[Provided entries]

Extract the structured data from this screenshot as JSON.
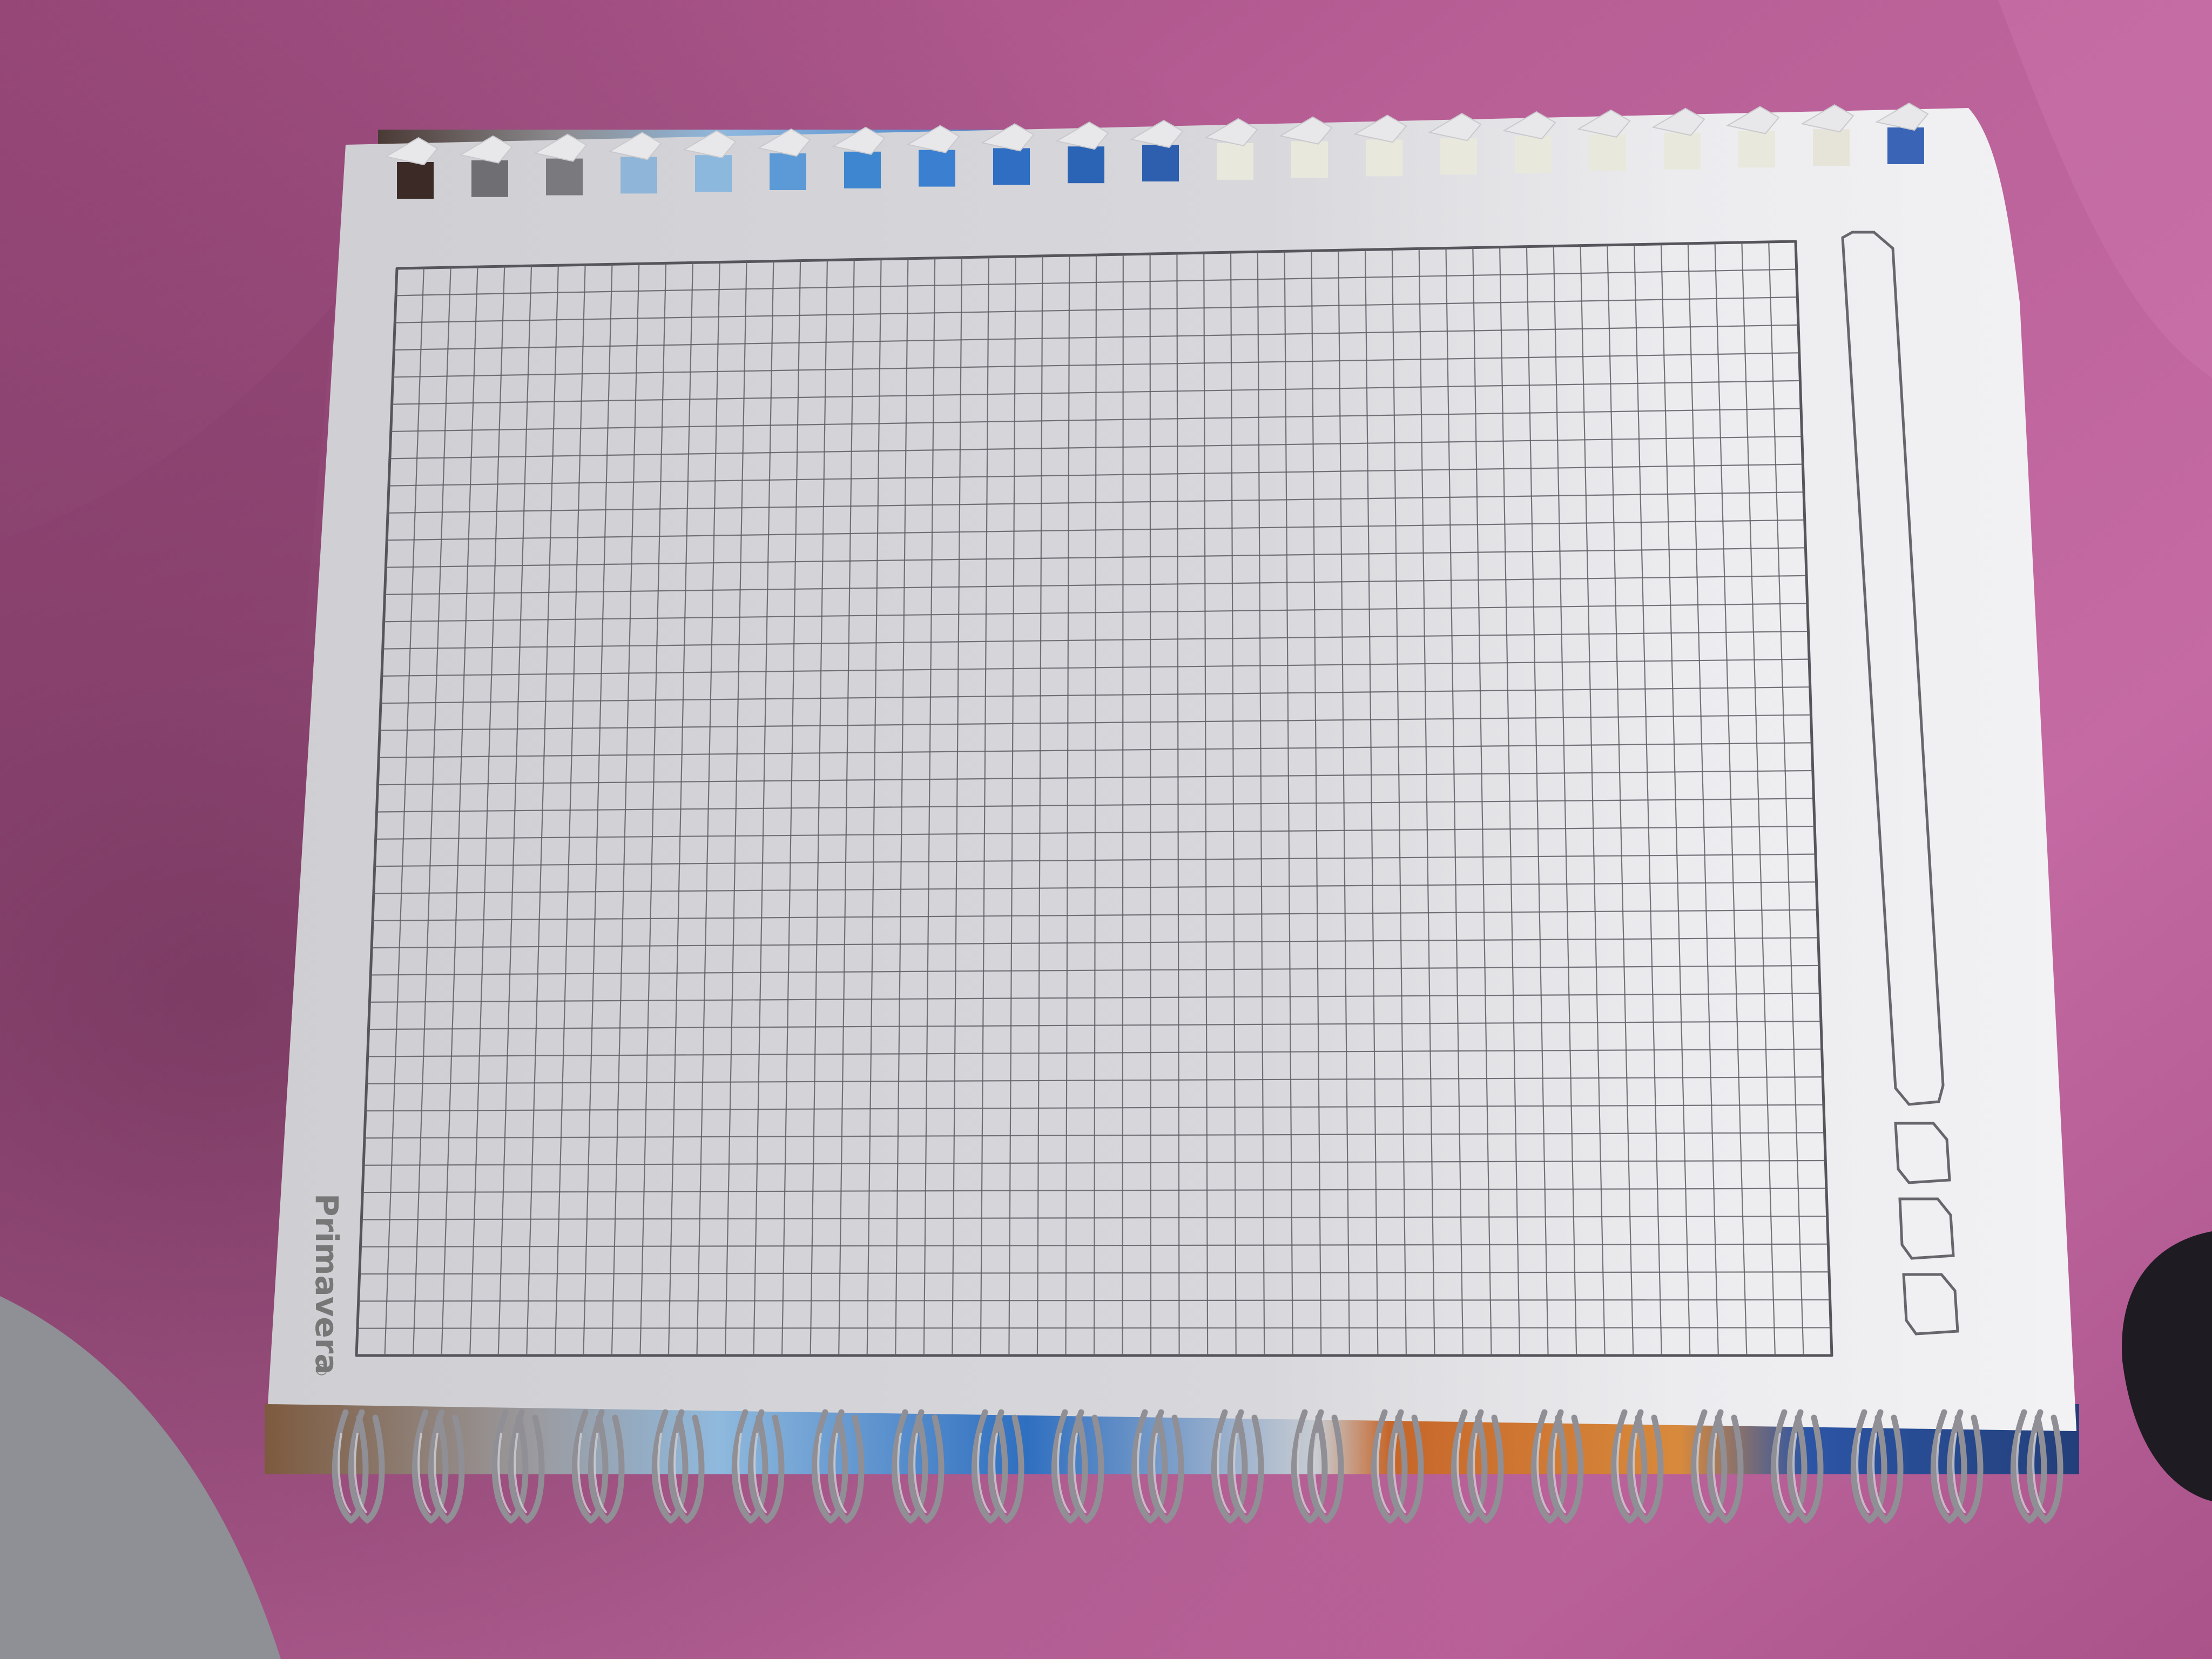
{
  "photo": {
    "subject": "grid-paper-notebook-page",
    "colors": {
      "fabric": "#b25c91",
      "fabric_shadow": "#6e3157",
      "paper": "#d9d9dc",
      "paper_light": "#efeff1",
      "grid_line": "#5c5c62",
      "cover_blue": "#2f5fa8",
      "cover_orange": "#c6662a",
      "spiral_wire": "#9a9aa0"
    }
  },
  "notebook": {
    "brand": "Primavera",
    "registered_mark": "®",
    "sidebar_boxes": [
      "title-bar",
      "box-1",
      "box-2",
      "box-3"
    ]
  }
}
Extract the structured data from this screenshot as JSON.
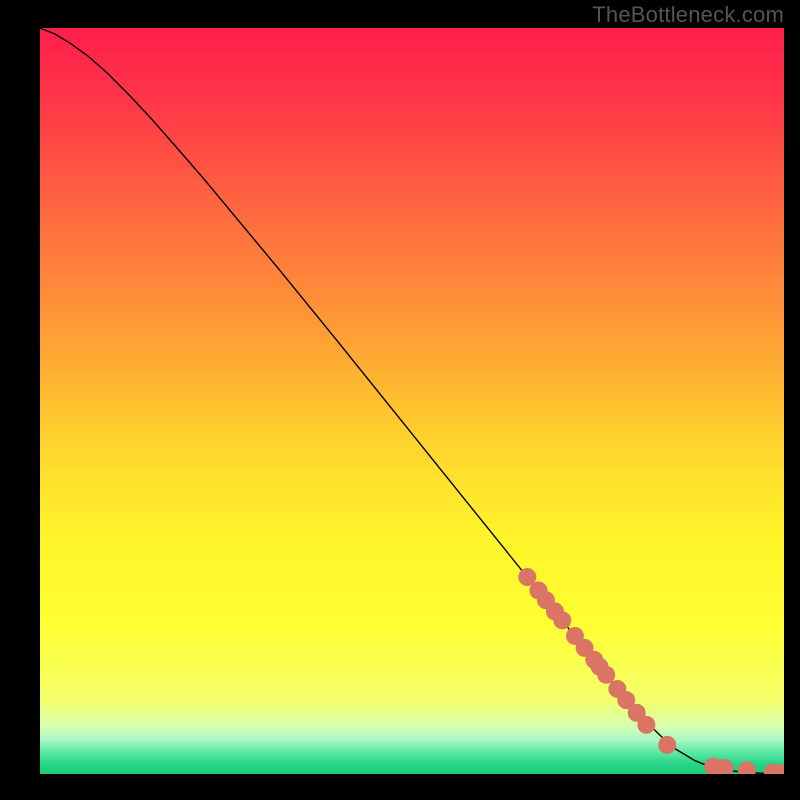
{
  "attribution": "TheBottleneck.com",
  "chart_data": {
    "type": "line",
    "title": "",
    "xlabel": "",
    "ylabel": "",
    "xlim": [
      0,
      100
    ],
    "ylim": [
      0,
      100
    ],
    "grid": false,
    "background": "vertical-gradient",
    "gradient_stops": [
      {
        "offset": 0.0,
        "color": "#ff1f4b"
      },
      {
        "offset": 0.1,
        "color": "#ff3747"
      },
      {
        "offset": 0.25,
        "color": "#ff6a3f"
      },
      {
        "offset": 0.4,
        "color": "#ff9a36"
      },
      {
        "offset": 0.55,
        "color": "#ffd22e"
      },
      {
        "offset": 0.68,
        "color": "#fff42a"
      },
      {
        "offset": 0.8,
        "color": "#ffff33"
      },
      {
        "offset": 0.9,
        "color": "#f4ff6a"
      },
      {
        "offset": 0.935,
        "color": "#d8ffae"
      },
      {
        "offset": 0.955,
        "color": "#a8f7c6"
      },
      {
        "offset": 0.97,
        "color": "#5eeaa5"
      },
      {
        "offset": 0.985,
        "color": "#2bd68a"
      },
      {
        "offset": 1.0,
        "color": "#17cc7a"
      }
    ],
    "series": [
      {
        "name": "bottleneck-curve",
        "type": "line",
        "color": "#000000",
        "x": [
          0.0,
          2.0,
          4.0,
          6.5,
          9.0,
          12.0,
          15.0,
          18.0,
          22.0,
          26.0,
          32.0,
          40.0,
          50.0,
          60.0,
          70.0,
          80.0,
          85.0,
          88.0,
          90.0,
          92.0,
          94.0,
          96.0,
          98.0,
          100.0
        ],
        "y": [
          100.0,
          99.2,
          98.0,
          96.2,
          94.0,
          91.0,
          87.8,
          84.4,
          79.8,
          75.0,
          67.8,
          58.0,
          45.6,
          33.2,
          20.8,
          8.4,
          3.6,
          1.8,
          1.0,
          0.6,
          0.3,
          0.15,
          0.05,
          0.0
        ]
      },
      {
        "name": "highlight-dots",
        "type": "scatter",
        "color": "#da7566",
        "radius_px": 9,
        "x": [
          65.5,
          67.0,
          68.0,
          69.2,
          70.2,
          71.9,
          73.2,
          74.5,
          75.2,
          76.1,
          77.6,
          78.8,
          80.2,
          81.5,
          84.3,
          90.5,
          92.0,
          95.0,
          98.5,
          99.5
        ],
        "y": [
          26.4,
          24.6,
          23.3,
          21.8,
          20.6,
          18.5,
          16.9,
          15.3,
          14.4,
          13.3,
          11.4,
          9.9,
          8.2,
          6.6,
          3.9,
          1.0,
          0.8,
          0.5,
          0.2,
          0.1
        ]
      }
    ]
  }
}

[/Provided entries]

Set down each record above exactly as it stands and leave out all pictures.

Extract the structured data from this screenshot as JSON.
{
  "photo": {
    "subject": "grid-paper-notebook-page",
    "colors": {
      "fabric": "#b25c91",
      "fabric_shadow": "#6e3157",
      "paper": "#d9d9dc",
      "paper_light": "#efeff1",
      "grid_line": "#5c5c62",
      "cover_blue": "#2f5fa8",
      "cover_orange": "#c6662a",
      "spiral_wire": "#9a9aa0"
    }
  },
  "notebook": {
    "brand": "Primavera",
    "registered_mark": "®",
    "sidebar_boxes": [
      "title-bar",
      "box-1",
      "box-2",
      "box-3"
    ]
  }
}
Extract the structured data from this screenshot as JSON.
{
  "attribution": "TheBottleneck.com",
  "chart_data": {
    "type": "line",
    "title": "",
    "xlabel": "",
    "ylabel": "",
    "xlim": [
      0,
      100
    ],
    "ylim": [
      0,
      100
    ],
    "grid": false,
    "background": "vertical-gradient",
    "gradient_stops": [
      {
        "offset": 0.0,
        "color": "#ff1f4b"
      },
      {
        "offset": 0.1,
        "color": "#ff3747"
      },
      {
        "offset": 0.25,
        "color": "#ff6a3f"
      },
      {
        "offset": 0.4,
        "color": "#ff9a36"
      },
      {
        "offset": 0.55,
        "color": "#ffd22e"
      },
      {
        "offset": 0.68,
        "color": "#fff42a"
      },
      {
        "offset": 0.8,
        "color": "#ffff33"
      },
      {
        "offset": 0.9,
        "color": "#f4ff6a"
      },
      {
        "offset": 0.935,
        "color": "#d8ffae"
      },
      {
        "offset": 0.955,
        "color": "#a8f7c6"
      },
      {
        "offset": 0.97,
        "color": "#5eeaa5"
      },
      {
        "offset": 0.985,
        "color": "#2bd68a"
      },
      {
        "offset": 1.0,
        "color": "#17cc7a"
      }
    ],
    "series": [
      {
        "name": "bottleneck-curve",
        "type": "line",
        "color": "#000000",
        "x": [
          0.0,
          2.0,
          4.0,
          6.5,
          9.0,
          12.0,
          15.0,
          18.0,
          22.0,
          26.0,
          32.0,
          40.0,
          50.0,
          60.0,
          70.0,
          80.0,
          85.0,
          88.0,
          90.0,
          92.0,
          94.0,
          96.0,
          98.0,
          100.0
        ],
        "y": [
          100.0,
          99.2,
          98.0,
          96.2,
          94.0,
          91.0,
          87.8,
          84.4,
          79.8,
          75.0,
          67.8,
          58.0,
          45.6,
          33.2,
          20.8,
          8.4,
          3.6,
          1.8,
          1.0,
          0.6,
          0.3,
          0.15,
          0.05,
          0.0
        ]
      },
      {
        "name": "highlight-dots",
        "type": "scatter",
        "color": "#da7566",
        "radius_px": 9,
        "x": [
          65.5,
          67.0,
          68.0,
          69.2,
          70.2,
          71.9,
          73.2,
          74.5,
          75.2,
          76.1,
          77.6,
          78.8,
          80.2,
          81.5,
          84.3,
          90.5,
          92.0,
          95.0,
          98.5,
          99.5
        ],
        "y": [
          26.4,
          24.6,
          23.3,
          21.8,
          20.6,
          18.5,
          16.9,
          15.3,
          14.4,
          13.3,
          11.4,
          9.9,
          8.2,
          6.6,
          3.9,
          1.0,
          0.8,
          0.5,
          0.2,
          0.1
        ]
      }
    ]
  }
}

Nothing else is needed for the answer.